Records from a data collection
--------

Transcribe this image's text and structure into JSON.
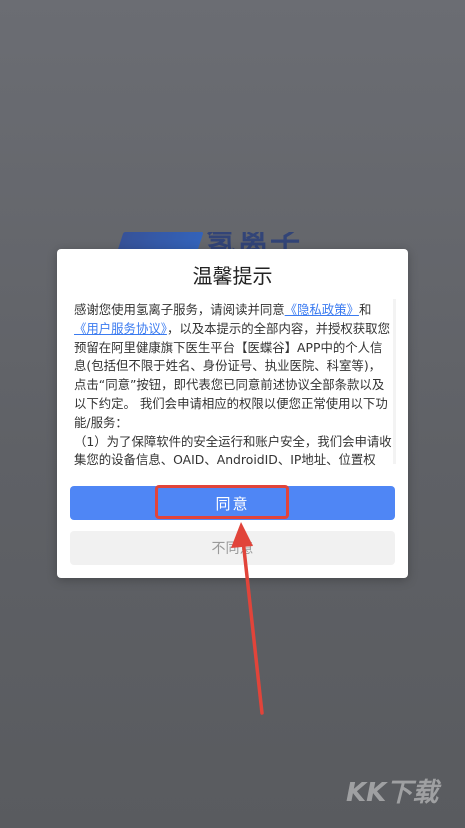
{
  "background": {
    "logo_text": "氢离子"
  },
  "dialog": {
    "title": "温馨提示",
    "body": {
      "line1_prefix": "感谢您使用氢离子服务，请阅读并同意",
      "privacy_link": "《隐私政策》",
      "and": "和",
      "user_agreement_link": "《用户服务协议》",
      "rest": "，以及本提示的全部内容，并授权获取您预留在阿里健康旗下医生平台【医蝶谷】APP中的个人信息(包括但不限于姓名、身份证号、执业医院、科室等)，点击“同意”按钮，即代表您已同意前述协议全部条款以及以下约定。 我们会申请相应的权限以便您正常使用以下功能/服务：",
      "item1": "（1）为了保障软件的安全运行和账户安全，我们会申请收集您的设备信息、OAID、AndroidID、IP地址、位置权"
    },
    "agree_label": "同意",
    "disagree_label": "不同意"
  },
  "annotation": {
    "highlight_color": "#e1443a"
  },
  "watermark": {
    "text": "KK下载"
  },
  "colors": {
    "primary_button": "#4f86f5",
    "link": "#3b7bf0",
    "disabled_button": "#f1f1f1"
  }
}
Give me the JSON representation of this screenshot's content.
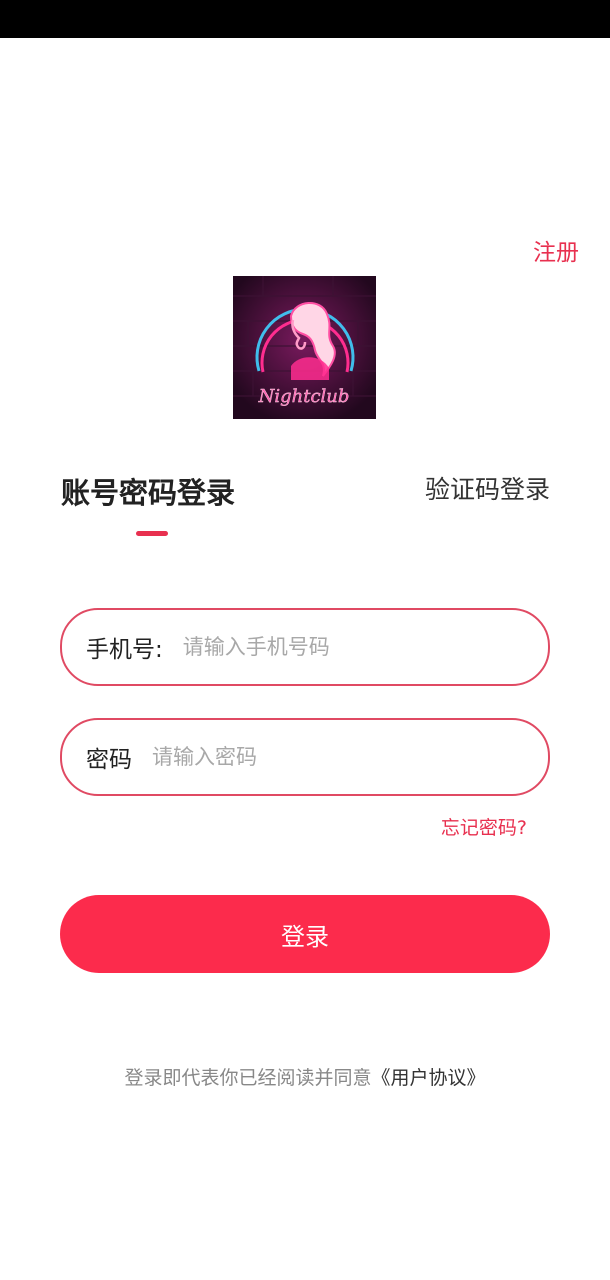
{
  "header": {
    "register_label": "注册"
  },
  "logo": {
    "text": "Nightclub",
    "icon": "neon-woman-logo"
  },
  "tabs": {
    "password_login_label": "账号密码登录",
    "code_login_label": "验证码登录",
    "active": "password_login"
  },
  "form": {
    "phone_label": "手机号:",
    "phone_placeholder": "请输入手机号码",
    "phone_value": "",
    "password_label": "密码",
    "password_placeholder": "请输入密码",
    "password_value": "",
    "forgot_label": "忘记密码?"
  },
  "login_button_label": "登录",
  "agreement": {
    "prefix": "登录即代表你已经阅读并同意",
    "link_label": "《用户协议》"
  },
  "colors": {
    "accent": "#e8304f",
    "button": "#fc2b4c",
    "status_bar": "#000000"
  }
}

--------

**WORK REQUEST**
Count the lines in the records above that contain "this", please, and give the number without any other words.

**RESPONSE AREA**
2